Thirty-three suspects charged with various ordinance violations in connection with an underage drinking party broken up by police in late July will crowd into village hall tonight to appear before a judge. None of the offenses lodged against the individuals scheduled to appear at the hearing rise to the level of a criminal complaint, and if found guilty, a combination of fines and community service are likely punishments.
In all, 35 individuals were arrested during the early morning hours of July 29 after a patrolling officer noticed a 20-year-old standing in the street with an open bottle of beer, according to police reports. While citing that individual with violating a local ordinance, the officer noticed dozens of young adults at a nearby home.
After additional officers were called to the scene, police were able to make their way inside an apartment in the 1000 block of Elgin Avenue where a 17-year-old Oak Park resident was allegedly hosting a party. Jimmie P. Moorehead claimed responsibility for the underage party, according to a police report.

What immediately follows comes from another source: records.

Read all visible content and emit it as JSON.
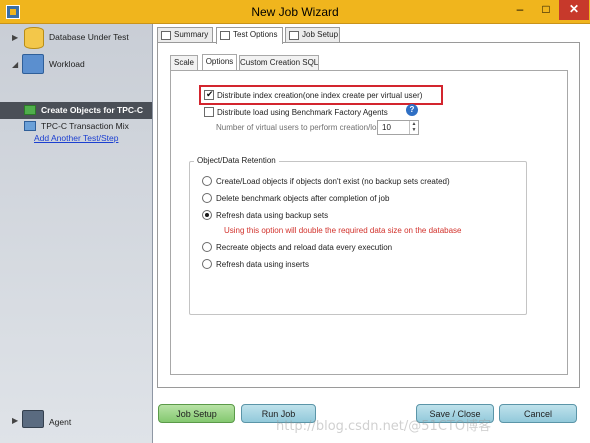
{
  "window": {
    "title": "New Job Wizard",
    "min_label": "–",
    "max_label": "□",
    "close_label": "✕"
  },
  "sidebar": {
    "database_under_test": "Database Under Test",
    "workload": "Workload",
    "create_objects": "Create Objects for TPC-C",
    "tpcc_tx_mix": "TPC-C Transaction Mix",
    "add_test": "Add Another Test/Step",
    "agent": "Agent",
    "arrow_collapsed": "▶",
    "arrow_expanded": "◢"
  },
  "tabs": [
    "Summary",
    "Test Options",
    "Job Setup"
  ],
  "subtabs": [
    "Scale",
    "Options",
    "Custom Creation SQL"
  ],
  "options": {
    "distribute_index": "Distribute index creation(one index create per virtual user)",
    "distribute_index_checked": true,
    "distribute_load": "Distribute load using Benchmark Factory Agents",
    "distribute_load_checked": false,
    "help_glyph": "?",
    "virtual_users_label": "Number of virtual users to perform creation/load:",
    "virtual_users_value": "10"
  },
  "retention": {
    "title": "Object/Data Retention",
    "options": [
      "Create/Load objects if objects don't exist (no backup sets created)",
      "Delete benchmark objects after completion of job",
      "Refresh data using backup sets",
      "Recreate objects and reload data every execution",
      "Refresh data using inserts"
    ],
    "selected_index": 2,
    "warning": "Using this option will double the required data size on the database"
  },
  "footer": {
    "job_setup": "Job Setup",
    "run_job": "Run Job",
    "save_close": "Save / Close",
    "cancel": "Cancel"
  },
  "watermark": "http://blog.csdn.net/@51CTO博客"
}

Of the 35 suspects taken into custody by police, 30 were teenagers. Only two of those individuals, 24-year-old Brennan A. Page, of Chicago, and Moorehead, are facing criminal charges. Both are scheduled to appear in Cook County Circuit Court on Sept. 11.

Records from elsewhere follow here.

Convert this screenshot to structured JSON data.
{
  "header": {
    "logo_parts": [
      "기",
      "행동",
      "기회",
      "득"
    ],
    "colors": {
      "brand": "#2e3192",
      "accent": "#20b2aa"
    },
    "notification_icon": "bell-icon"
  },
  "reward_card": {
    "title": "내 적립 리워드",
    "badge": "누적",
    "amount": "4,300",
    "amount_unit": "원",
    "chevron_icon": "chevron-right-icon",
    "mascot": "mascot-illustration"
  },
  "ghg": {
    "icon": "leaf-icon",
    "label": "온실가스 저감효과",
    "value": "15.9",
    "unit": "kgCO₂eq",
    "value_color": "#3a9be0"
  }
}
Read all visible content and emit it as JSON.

None of the suspects in the case are Forest Park residents.
Village Prosecutor Sharon O’Shea said she typically sees a handful of cases at each month’s adjudication hearing related to underage drinking. Generally speaking, O’Shea said she has little sympathy for the accused in these cases and is frustrated by the sometimes blasé attitude taken by adults with respect to underage drinking.
“It is a big deal; it’s a very big deal,” O’Shea said.
During the summer months and major holidays the village will see a spike in the number of cases involving fake IDs and unlawful consumption of alcohol, O’Shea said, because of an influx of college students to the area. Forest Park’s bars, restaurants and liquor stores a big draw.
The village may issue fines up to $750 for each infraction, or order the defendant to complete several hours of community service. A third option available to the judge is to order an individual to complete an alcohol education program.